Similarly to the AAF preparation, you’ll need to group the different audio types onto separate tracks. Remember to set your in and out points and keep them consistent for the duration of this process.
How to Export Stems in Premiere Pro
1. Solo the audio tracks for your first stem. For example, if you want to create a stem with only the music, solo just those tracks. Remember, all music should be grouped together on dedicated tracks from your organization work in Step 1. Soloing can be accomplished by clicking the ‘S’ in either the timeline or the Audio Track Mixer.
2. Click File → Export → Media (Ctrl/Cmd-M).
3. Change the Format to Waveform Audio. This is the best choice for uncompressed audio.
4. Name the stem in a way that clearly explains what it contains. Common practices include appending the following to each respective stem: DIA (dialogue), VO (voiceover), MSX (Music), and SFX (sound effects).
5. Configure the basic audio settings. The settings in the image below are a good starting point for most projects.
In some cases, you might want to do audio sweetening yourself but need more precise tools than Premiere’s offering. Luckily, Adobe makes it easy to move your session into Audition and roundtrip it back to Premiere. Audition has powerful noise reduction capabilities and is a more suitable environment than Premiere to apply various audio effects, especially third-party plugins.
To edit a sequence in Audition from Premiere, click Edit → Edit in Adobe Audition → Sequence. Select a destination folder to save new audio files, and accept the default dialog settings.
Audition will open automatically and will have the audio portion of your timeline set up in similar fashion to how it looked in Premiere. A video preview is sent over Adobe’s Dynamic Link, which means you don’t even have to export a reference video.
Oftentimes, editors will work on a project using unlicensed music or a temporary voiceover. Once these creative choices get approved or are ready to be finalized, they need to be replaced with the final audio.
Replacing a licensed music track from a stock library is pretty painless, but you’ll want to watch out for the following:
– Ensure that the licensed track is the same length and version as the watermarked version you’ve been working with. Many libraries offer different lengths and versions of a single track.
– Save your project before replacing a file. Ctrl/Cmd-Z doesn’t undo the replacement of a file!
Replacing a voiceover requires a different workflow, unless the new voiceover is just a higher quality version of the same recording. For example, maybe you’ve been working with an MP3 but later received a WAV of the same recording. In this case, the same replacement method outlined above will work.

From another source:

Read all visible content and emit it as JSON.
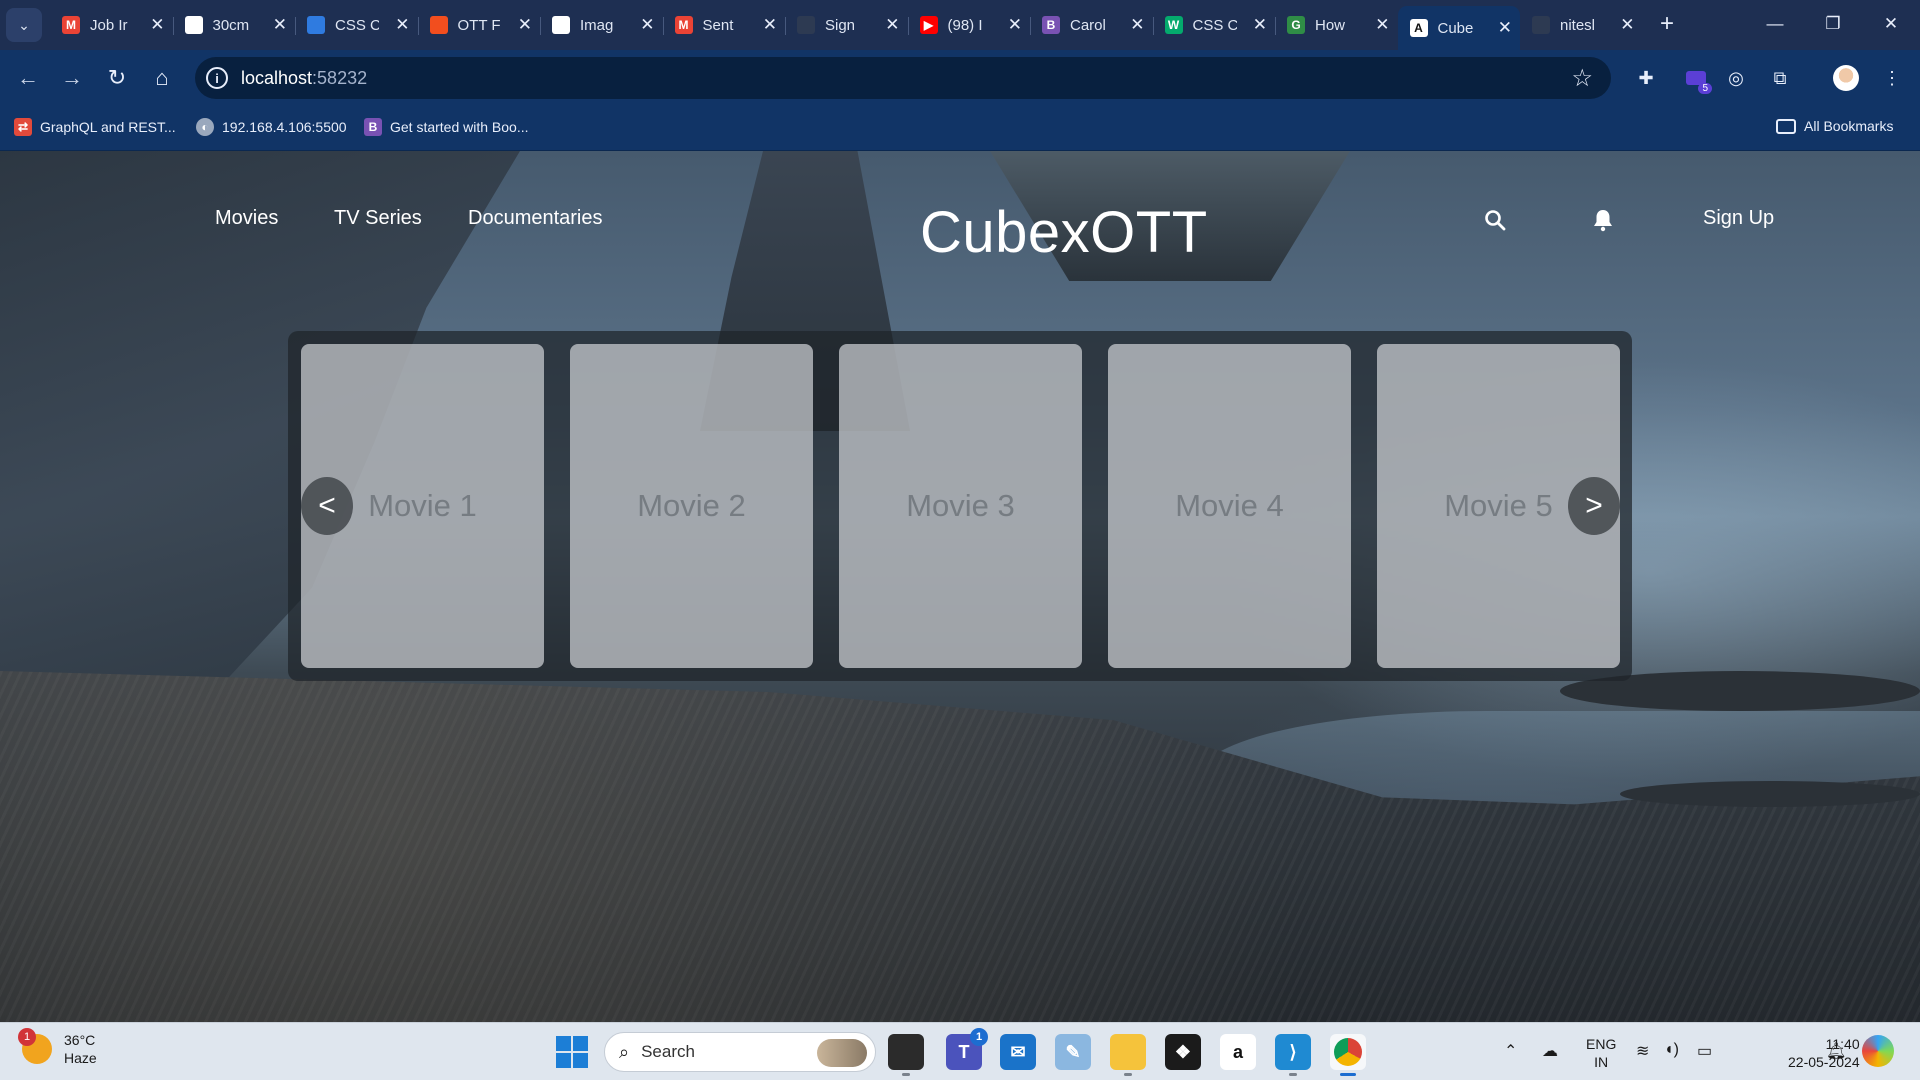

If you have a new voiceover, it’ll likely have very different timing, so you’ll have to re-edit the new version. If so, try keeping the old voiceover in the timeline for reference – this will serve as a helpful guide to quickly retime a new voiceover to an existing edit.